After an arduous workout, I entered the small, hot, wood paneled room which was more crowded than usual. It was one of the only times I had been in the sauna without hearing the whining of music coming through earbuds. Guys were actually conversing with each other.
The banter was initially over sports and exercise routines. But then, the discussion turned to experiences of aging and gaining weight. The men were different races and ranged in age from the mid 20s to the late 50s.
“I’m 57.” One guy said. “Once you hit 50, the weight just creeps up on you.”
“Man, that started happenin to me at 40!” another added.
My eyes were closed when I heard a crackle followed by a long wheeze. I opened my eyes and noticed that almost everyone in that room had a plastic water bottle. Wow! I thought… good for hydration, but drinking water from hot plastic?
One younger guy sitting next to me told the group how he had gained 50 pounds in the last year after he had started to work out. He was chunky, but not obese. By his side sat an oversized, purple opaque plastic water bottle with a ribbed plastic straw.
“You got man-boobs to boot!” One guy teased, laughing.
“Yeah, I got ’em too.” Another guy added. “I don’t know how that happened!”
Should I say something? I held back.
In this pack, I didn’t feel comfortable playing teacher.
I left the room and took a shower, feeling as if I had missed an opportunity to help a few people.
What are Man Boobs?
Many people think that “man-boobs” are merely excess fat. In other words, that when a man gains weight, he deposits fat in his breast. That’s not actually correct.
Man-boobs do contain fat, but they also contain breast tissue, a condition medically referred to as gynecomastia. As a radiologist, I see men with breast tissue all the time. CT scans clearly show this condition because they allow a view through the body separating out structures of differing density. Breast tissue is denser than fat.
Twenty-five years ago, gynecomastia was something I saw once in awhile, perhaps 2 or 3 times a week. It was a condition often seen in patients with alcohol related liver disease. Now, I see gynecomastia throughout the day, everyday. It is common in children as well as in middle aged and older men.
Why is this happening?
Breast tissue develops in response to estrogen. It’s not normal for a man to produce excess estrogen. So where is it coming from?
Have you heard of estrogen mimicking compounds? These chemicals are in our plastics, synthetic fragrances, food additives, and personal care products. The scientific literature is replete with articles describing the estrogenic effects of many of these compounds. Yet, there are almost no articles calling out these chemicals as causing diseases associated with excessive estrogen, among them, gynecomastia in men and breast cancer. We know plastics contain these compounds. We also know that these chemicals leach into the food and water held within plastic containers. We know that plastic water and soda bottles are, and have been, a source of long term exposure to these chemicals for many of us, perhaps for decades.

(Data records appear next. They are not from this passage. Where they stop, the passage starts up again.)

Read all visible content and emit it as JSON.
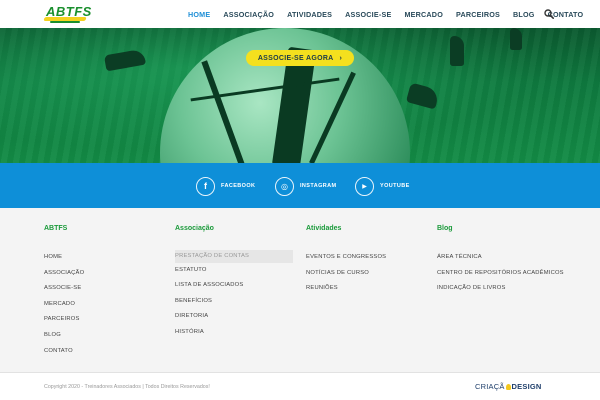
{
  "header": {
    "logo_text": "ABTFS",
    "nav": [
      "HOME",
      "ASSOCIAÇÃO",
      "ATIVIDADES",
      "ASSOCIE-SE",
      "MERCADO",
      "PARCEIROS",
      "BLOG",
      "CONTATO"
    ],
    "active_nav": "HOME",
    "search_icon": "search-icon"
  },
  "hero": {
    "cta_label": "ASSOCIE-SE AGORA",
    "cta_arrow": "›"
  },
  "social": {
    "items": [
      {
        "icon": "facebook-icon",
        "glyph": "f",
        "label": "FACEBOOK"
      },
      {
        "icon": "instagram-icon",
        "glyph": "◎",
        "label": "INSTAGRAM"
      },
      {
        "icon": "youtube-icon",
        "glyph": "▶",
        "label": "YOUTUBE"
      }
    ]
  },
  "footer": {
    "columns": [
      {
        "title": "ABTFS",
        "links": [
          "HOME",
          "ASSOCIAÇÃO",
          "ASSOCIE-SE",
          "MERCADO",
          "PARCEIROS",
          "BLOG",
          "CONTATO"
        ]
      },
      {
        "title": "Associação",
        "links": [
          "PRESTAÇÃO DE CONTAS",
          "ESTATUTO",
          "LISTA DE ASSOCIADOS",
          "BENEFÍCIOS",
          "DIRETORIA",
          "HISTÓRIA"
        ]
      },
      {
        "title": "Atividades",
        "links": [
          "EVENTOS E CONGRESSOS",
          "NOTÍCIAS DE CURSO",
          "REUNIÕES"
        ]
      },
      {
        "title": "Blog",
        "links": [
          "ÁREA TÉCNICA",
          "CENTRO DE REPOSITÓRIOS ACADÊMICOS",
          "INDICAÇÃO DE LIVROS"
        ]
      }
    ],
    "highlighted_link": "PRESTAÇÃO DE CONTAS"
  },
  "bottom": {
    "copyright": "Copyright 2020 - Treinadores Associados | Todos Direitos Reservados!",
    "credit_part1": "CRIAÇÃ",
    "credit_part2": "DESIGN"
  },
  "colors": {
    "brand_green": "#1a9a3a",
    "nav_active": "#1f8fd6",
    "social_bar": "#0e8fd8",
    "cta_yellow": "#f4e01e"
  }
}
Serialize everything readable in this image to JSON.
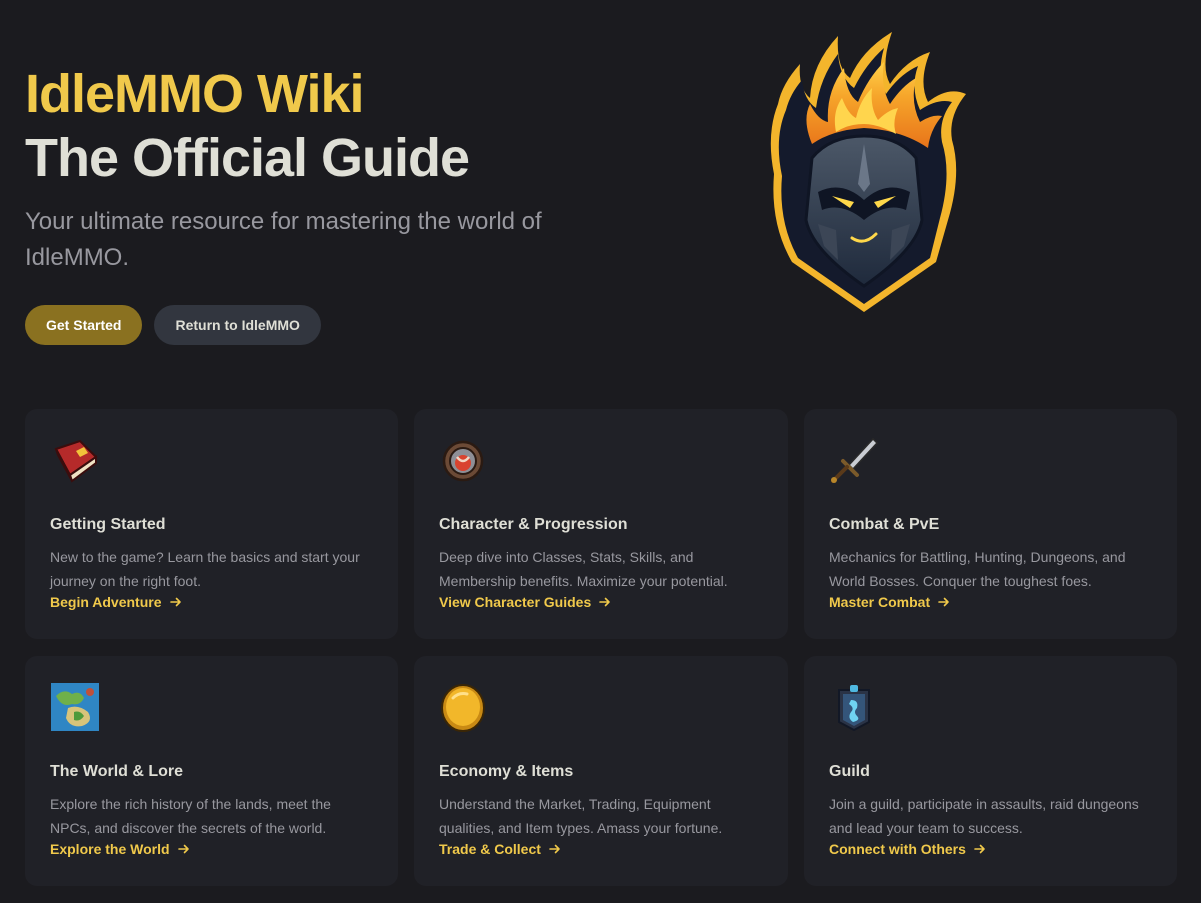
{
  "hero": {
    "name": "IdleMMO Wiki",
    "text": "The Official Guide",
    "tagline": "Your ultimate resource for mastering the world of IdleMMO.",
    "actions": [
      {
        "label": "Get Started",
        "theme": "brand"
      },
      {
        "label": "Return to IdleMMO",
        "theme": "alt"
      }
    ]
  },
  "features": [
    {
      "icon": "red-book-icon",
      "title": "Getting Started",
      "details": "New to the game? Learn the basics and start your journey on the right foot.",
      "link": "Begin Adventure"
    },
    {
      "icon": "amulet-icon",
      "title": "Character & Progression",
      "details": "Deep dive into Classes, Stats, Skills, and Membership benefits. Maximize your potential.",
      "link": "View Character Guides"
    },
    {
      "icon": "sword-icon",
      "title": "Combat & PvE",
      "details": "Mechanics for Battling, Hunting, Dungeons, and World Bosses. Conquer the toughest foes.",
      "link": "Master Combat"
    },
    {
      "icon": "world-map-icon",
      "title": "The World & Lore",
      "details": "Explore the rich history of the lands, meet the NPCs, and discover the secrets of the world.",
      "link": "Explore the World"
    },
    {
      "icon": "gold-coin-icon",
      "title": "Economy & Items",
      "details": "Understand the Market, Trading, Equipment qualities, and Item types. Amass your fortune.",
      "link": "Trade & Collect"
    },
    {
      "icon": "guild-banner-icon",
      "title": "Guild",
      "details": "Join a guild, participate in assaults, raid dungeons and lead your team to success.",
      "link": "Connect with Others"
    }
  ],
  "colors": {
    "background": "#1b1b1f",
    "card": "#202127",
    "brand": "#f0c94b",
    "brand_button": "#8a7120",
    "alt_button": "#32363f",
    "text": "#dfdfd6",
    "muted": "#98989f"
  }
}
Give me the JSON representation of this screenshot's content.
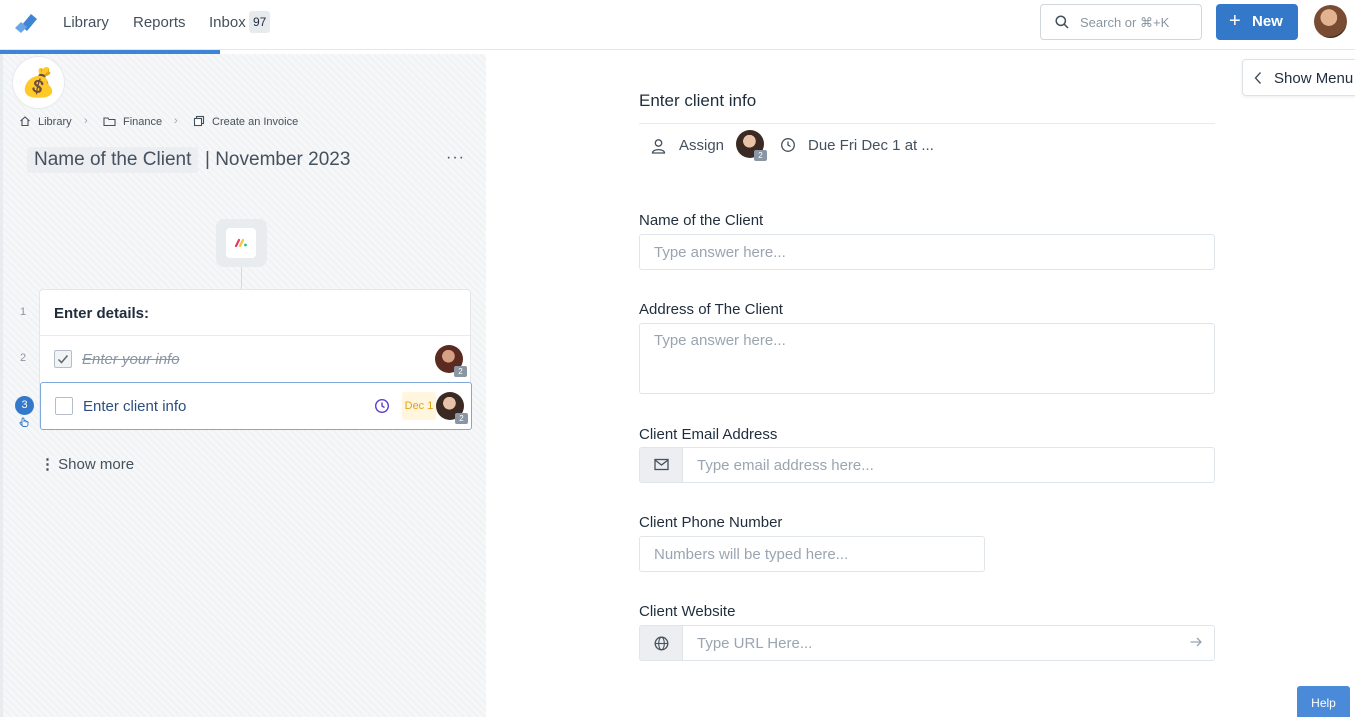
{
  "nav": {
    "library": "Library",
    "reports": "Reports",
    "inbox": "Inbox",
    "inbox_count": "97",
    "search_placeholder": "Search or ⌘+K",
    "new_label": "New"
  },
  "workflow": {
    "emoji": "💰",
    "breadcrumb": [
      "Library",
      "Finance",
      "Create an Invoice"
    ],
    "title_variable": "Name of the Client",
    "title_rest": "| November 2023",
    "more": "···",
    "tasks": [
      {
        "number": "1",
        "label": "Enter details:"
      },
      {
        "number": "2",
        "label": "Enter your info",
        "completed": true,
        "assignee_count": "2"
      },
      {
        "number": "3",
        "label": "Enter client info",
        "completed": false,
        "due": "Dec 1",
        "assignee_count": "2"
      }
    ],
    "show_more": "Show more"
  },
  "form": {
    "title": "Enter client info",
    "assign_label": "Assign",
    "assignee_count": "2",
    "due_label": "Due Fri Dec 1 at ...",
    "fields": [
      {
        "label": "Name of the Client",
        "placeholder": "Type answer here..."
      },
      {
        "label": "Address of The Client",
        "placeholder": "Type answer here..."
      },
      {
        "label": "Client Email Address",
        "placeholder": "Type email address here..."
      },
      {
        "label": "Client Phone Number",
        "placeholder": "Numbers will be typed here..."
      },
      {
        "label": "Client Website",
        "placeholder": "Type URL Here..."
      }
    ]
  },
  "show_menu": "Show Menu",
  "help": "Help",
  "colors": {
    "primary": "#3479c9",
    "due_badge": "#e0a11b",
    "progress": "#3d86d6"
  }
}
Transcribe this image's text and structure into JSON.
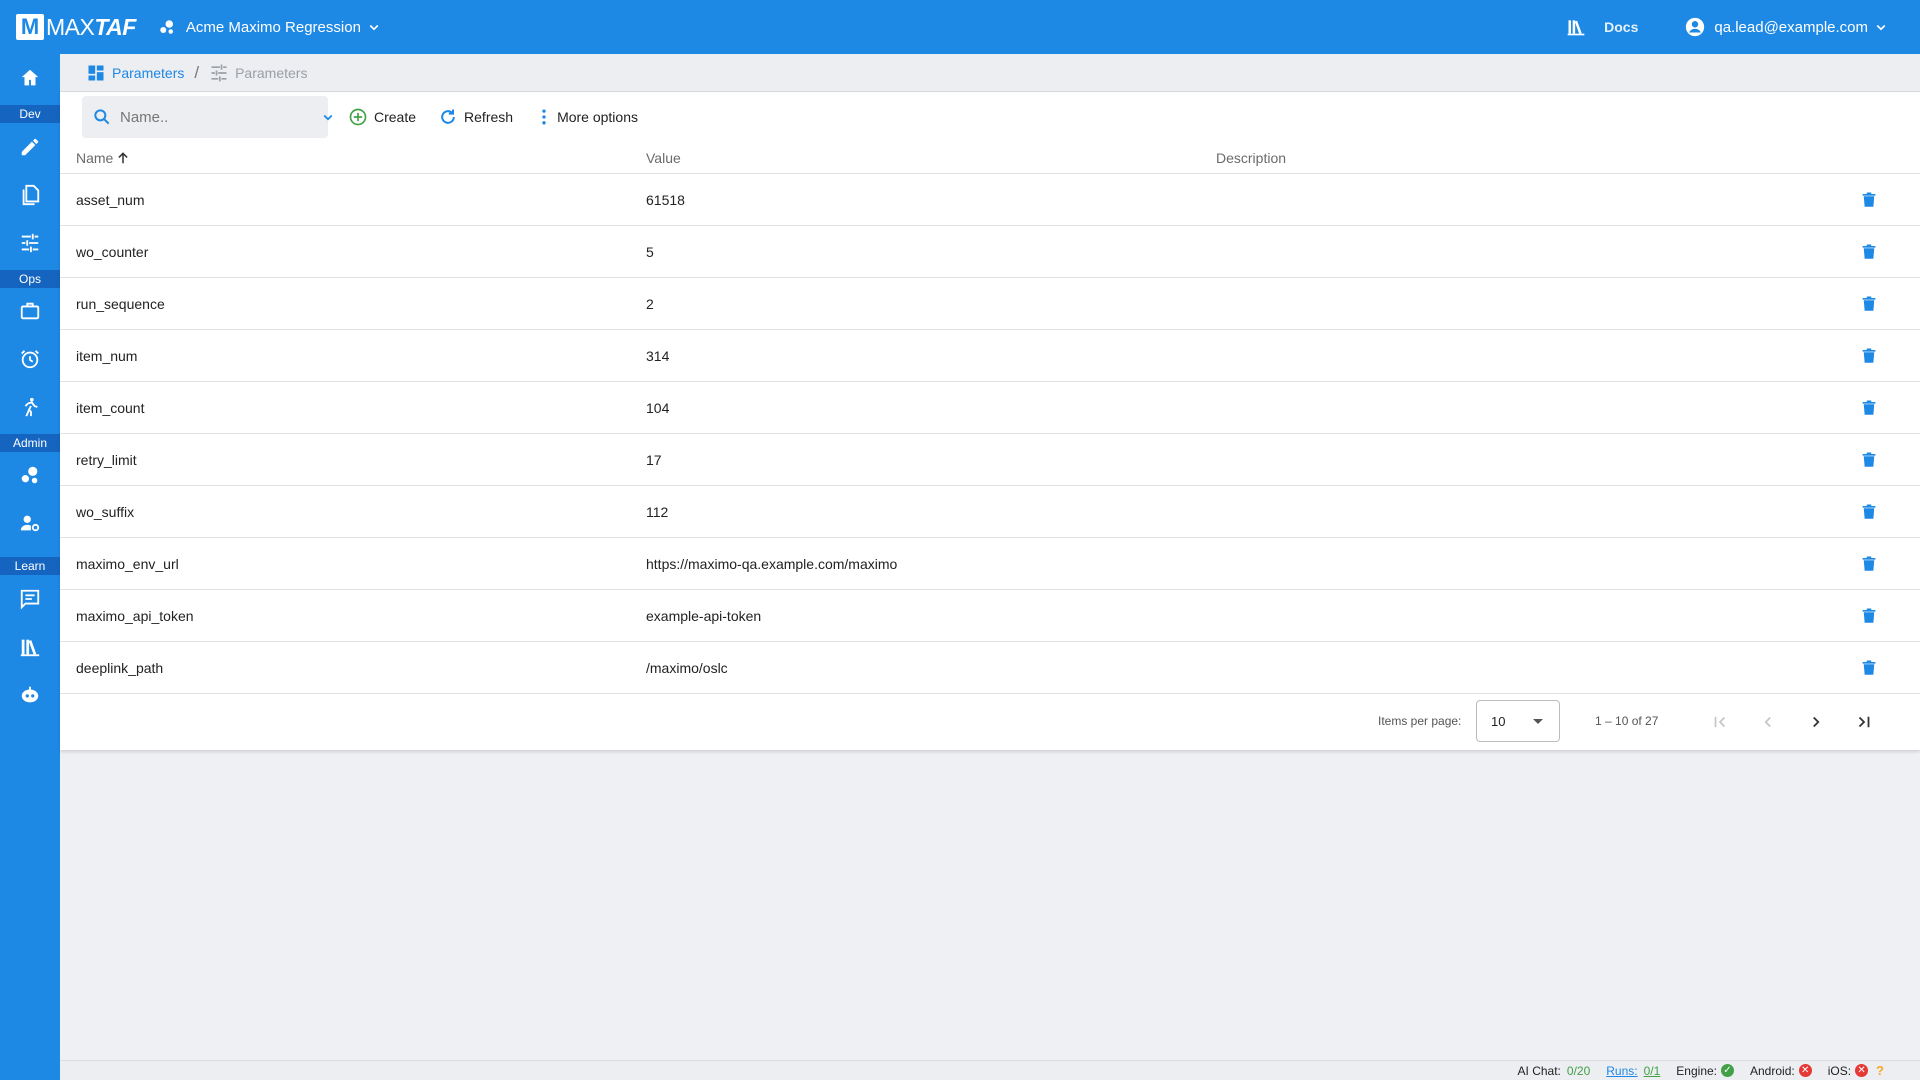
{
  "app": {
    "logo_letter": "M",
    "logo_text_thin": "MAX",
    "logo_text_bold": "TAF",
    "project_name": "Acme Maximo Regression",
    "docs_label": "Docs",
    "user_email": "qa.lead@example.com"
  },
  "sidebar": {
    "sections": {
      "dev": "Dev",
      "ops": "Ops",
      "admin": "Admin",
      "learn": "Learn"
    },
    "icons": [
      "home-icon",
      "pencil-icon",
      "copy-icon",
      "tune-icon",
      "briefcase-icon",
      "alarm-icon",
      "run-icon",
      "bubble-icon",
      "user-cog-icon",
      "chat-icon",
      "library-icon",
      "robot-icon"
    ]
  },
  "breadcrumb": {
    "parent": "Parameters",
    "current": "Parameters"
  },
  "toolbar": {
    "search_placeholder": "Name..",
    "create_label": "Create",
    "refresh_label": "Refresh",
    "more_label": "More options"
  },
  "table": {
    "columns": {
      "name": "Name",
      "value": "Value",
      "description": "Description"
    },
    "rows": [
      {
        "name": "asset_num",
        "value": "61518",
        "description": ""
      },
      {
        "name": "wo_counter",
        "value": "5",
        "description": ""
      },
      {
        "name": "run_sequence",
        "value": "2",
        "description": ""
      },
      {
        "name": "item_num",
        "value": "314",
        "description": ""
      },
      {
        "name": "item_count",
        "value": "104",
        "description": ""
      },
      {
        "name": "retry_limit",
        "value": "17",
        "description": ""
      },
      {
        "name": "wo_suffix",
        "value": "112",
        "description": ""
      },
      {
        "name": "maximo_env_url",
        "value": "https://maximo-qa.example.com/maximo",
        "description": ""
      },
      {
        "name": "maximo_api_token",
        "value": "example-api-token",
        "description": ""
      },
      {
        "name": "deeplink_path",
        "value": "/maximo/oslc",
        "description": ""
      }
    ]
  },
  "paginator": {
    "items_per_page_label": "Items per page:",
    "page_size": "10",
    "range_label": "1 – 10 of 27"
  },
  "status": {
    "ai_chat_label": "AI Chat:",
    "ai_chat_value": "0/20",
    "runs_label": "Runs:",
    "runs_value": "0/1",
    "engine_label": "Engine:",
    "android_label": "Android:",
    "ios_label": "iOS:",
    "help_glyph": "?"
  },
  "colors": {
    "brand": "#1e88e5",
    "brand_dark": "#1565c0",
    "ok": "#43a047",
    "error": "#e53935",
    "warning": "#f9a825"
  }
}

Excess estrogen can lead to many health concerns, including breast cancer, endometrial cancer, cervical cancer, obesity, and gynecomastia. Are estrogen mimicking chemicals responsible for the dramatic increase in the incidence of breast cancer, now affecting 1 in 8 women during their lifetime in the US?! One recent article showed an association of PCB 138 with breast cancer and called for further environmental epidemiological analysis to assess the association of other chemicals such as phthalates, BPA and other PCBs with the development of cancer.
Even though it hasn’t been proved yet, it makes sense to me that these chemicals can cause noticeable hormonal effects on our bodies, and yes, may cause cancer.
So when you read about estrogen mimicking chemicals within a product that you are going to eat from, drink from, put on, or inhale, take that information seriously. Assume these chemicals ARE affecting your health and the health of your family. Although these chemicals are pretty much ubiquitous in our environment, it is possible to consciously decrease your exposure to them. Limit the frequency you drink from plastic bottles. Read up on your personal care products and try to eliminate those that contain these contaminants. A review of these product lists in the environmental working group (EWG) website is a great place to do some research.
Back in the Locker Room
After showering and getting dressed, I saw the younger guy with gynecomastia and struck up a conversation.
“I don’t mean to neb into your personal business, but I overheard you say that you gained a lot of weight this past year.”
“Yeah, man” he said. “I can’t figure it out.”
I then told him about the chemicals in his plastic water bottle and suggested that he get a glass bottle or a stainless steel bottle instead. I could see a light turn on in his eye and he said… “You know, that makes a lot of sense.”
I told him that I didn’t think it was necessarily going to be a cure for his weight gain, but it would be a step in the right direction.
He was appreciative and I went home feeling helpful.